- _WORK ORDER_: Your copy should hold every record exactly and no images.

- _SOURCE INFORMATION_:
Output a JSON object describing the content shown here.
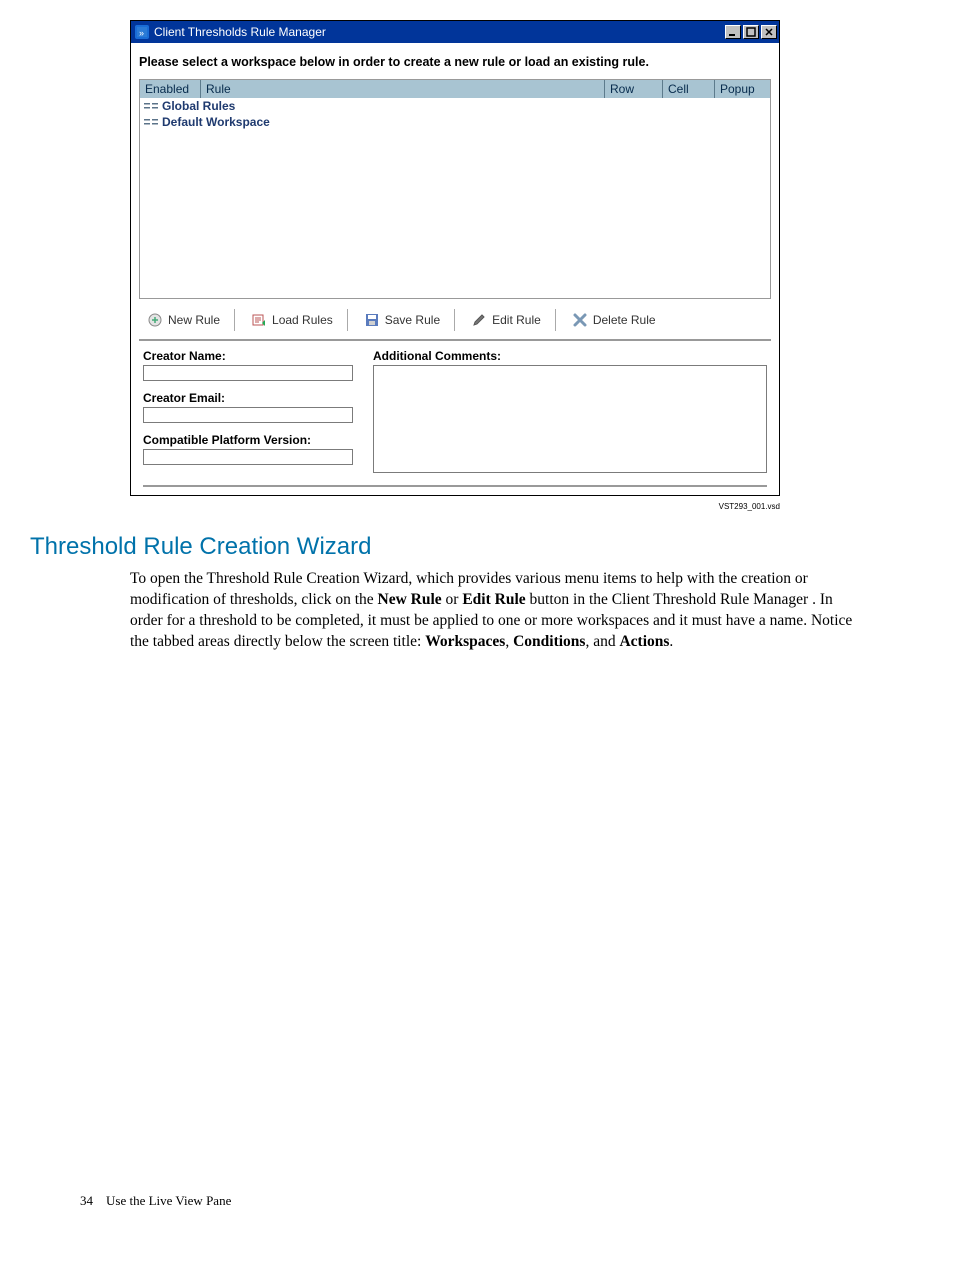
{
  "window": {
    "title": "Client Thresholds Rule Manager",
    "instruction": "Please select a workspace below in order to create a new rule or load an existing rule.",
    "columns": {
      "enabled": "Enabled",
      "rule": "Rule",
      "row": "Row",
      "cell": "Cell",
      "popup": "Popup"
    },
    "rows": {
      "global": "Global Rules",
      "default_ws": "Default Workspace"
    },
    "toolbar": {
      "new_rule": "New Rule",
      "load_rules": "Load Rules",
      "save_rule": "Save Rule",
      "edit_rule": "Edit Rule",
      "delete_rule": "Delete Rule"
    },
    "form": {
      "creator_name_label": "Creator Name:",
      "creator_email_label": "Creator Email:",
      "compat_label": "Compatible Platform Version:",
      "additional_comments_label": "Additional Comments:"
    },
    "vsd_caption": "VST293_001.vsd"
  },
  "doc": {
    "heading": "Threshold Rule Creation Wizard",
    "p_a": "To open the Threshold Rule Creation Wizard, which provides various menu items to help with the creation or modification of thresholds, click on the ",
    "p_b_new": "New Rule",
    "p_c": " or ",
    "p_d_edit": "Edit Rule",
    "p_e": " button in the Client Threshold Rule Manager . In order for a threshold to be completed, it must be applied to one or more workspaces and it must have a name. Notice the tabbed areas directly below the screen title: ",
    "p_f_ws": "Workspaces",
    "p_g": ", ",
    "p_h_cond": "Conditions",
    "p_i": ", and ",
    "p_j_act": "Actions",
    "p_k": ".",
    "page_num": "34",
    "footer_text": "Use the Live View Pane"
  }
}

- _RESULT OF THE TASK_:
Output a JSON object describing the content shown here.
{
  "window": {
    "title": "Client Thresholds Rule Manager",
    "instruction": "Please select a workspace below in order to create a new rule or load an existing rule.",
    "columns": {
      "enabled": "Enabled",
      "rule": "Rule",
      "row": "Row",
      "cell": "Cell",
      "popup": "Popup"
    },
    "rows": {
      "global": "Global Rules",
      "default_ws": "Default Workspace"
    },
    "toolbar": {
      "new_rule": "New Rule",
      "load_rules": "Load Rules",
      "save_rule": "Save Rule",
      "edit_rule": "Edit Rule",
      "delete_rule": "Delete Rule"
    },
    "form": {
      "creator_name_label": "Creator Name:",
      "creator_email_label": "Creator Email:",
      "compat_label": "Compatible Platform Version:",
      "additional_comments_label": "Additional Comments:"
    },
    "vsd_caption": "VST293_001.vsd"
  },
  "doc": {
    "heading": "Threshold Rule Creation Wizard",
    "p_a": "To open the Threshold Rule Creation Wizard, which provides various menu items to help with the creation or modification of thresholds, click on the ",
    "p_b_new": "New Rule",
    "p_c": " or ",
    "p_d_edit": "Edit Rule",
    "p_e": " button in the Client Threshold Rule Manager . In order for a threshold to be completed, it must be applied to one or more workspaces and it must have a name. Notice the tabbed areas directly below the screen title: ",
    "p_f_ws": "Workspaces",
    "p_g": ", ",
    "p_h_cond": "Conditions",
    "p_i": ", and ",
    "p_j_act": "Actions",
    "p_k": ".",
    "page_num": "34",
    "footer_text": "Use the Live View Pane"
  }
}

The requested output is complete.